[About this exercise] Would you set down the whole listing again exactly as it appears?
****************************************
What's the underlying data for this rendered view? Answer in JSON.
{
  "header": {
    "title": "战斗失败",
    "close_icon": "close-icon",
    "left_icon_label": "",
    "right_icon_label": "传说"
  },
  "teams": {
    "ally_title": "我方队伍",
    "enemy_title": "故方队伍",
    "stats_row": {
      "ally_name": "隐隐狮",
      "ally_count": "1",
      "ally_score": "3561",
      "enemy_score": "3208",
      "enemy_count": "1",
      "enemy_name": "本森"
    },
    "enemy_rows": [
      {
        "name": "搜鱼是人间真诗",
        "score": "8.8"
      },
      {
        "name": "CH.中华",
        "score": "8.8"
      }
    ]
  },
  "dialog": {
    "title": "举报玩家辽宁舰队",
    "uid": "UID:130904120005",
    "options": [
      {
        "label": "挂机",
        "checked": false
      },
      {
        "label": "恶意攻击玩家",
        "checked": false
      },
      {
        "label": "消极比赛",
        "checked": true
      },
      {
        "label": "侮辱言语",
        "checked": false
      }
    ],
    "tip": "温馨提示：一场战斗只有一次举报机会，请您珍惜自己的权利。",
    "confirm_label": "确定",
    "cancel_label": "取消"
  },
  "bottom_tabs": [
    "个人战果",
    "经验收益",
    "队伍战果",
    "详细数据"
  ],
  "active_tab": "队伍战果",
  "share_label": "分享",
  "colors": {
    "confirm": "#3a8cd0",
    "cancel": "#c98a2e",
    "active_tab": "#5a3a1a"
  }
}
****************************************
[Answer space]
What's the underlying data for this rendered view? Answer in JSON.
{
  "header": {
    "title": "战斗失败",
    "close_icon": "close-icon",
    "left_icon_label": "",
    "right_icon_label": "传说"
  },
  "teams": {
    "ally_title": "我方队伍",
    "enemy_title": "故方队伍",
    "stats_row": {
      "ally_name": "隐隐狮",
      "ally_count": "1",
      "ally_score": "3561",
      "enemy_score": "3208",
      "enemy_count": "1",
      "enemy_name": "本森"
    },
    "enemy_rows": [
      {
        "name": "搜鱼是人间真诗",
        "score": "8.8"
      },
      {
        "name": "CH.中华",
        "score": "8.8"
      }
    ]
  },
  "dialog": {
    "title": "举报玩家辽宁舰队",
    "uid": "UID:130904120005",
    "options": [
      {
        "label": "挂机",
        "checked": false
      },
      {
        "label": "恶意攻击玩家",
        "checked": false
      },
      {
        "label": "消极比赛",
        "checked": true
      },
      {
        "label": "侮辱言语",
        "checked": false
      }
    ],
    "tip": "温馨提示：一场战斗只有一次举报机会，请您珍惜自己的权利。",
    "confirm_label": "确定",
    "cancel_label": "取消"
  },
  "bottom_tabs": [
    "个人战果",
    "经验收益",
    "队伍战果",
    "详细数据"
  ],
  "active_tab": "队伍战果",
  "share_label": "分享",
  "colors": {
    "confirm": "#3a8cd0",
    "cancel": "#c98a2e",
    "active_tab": "#5a3a1a"
  }
}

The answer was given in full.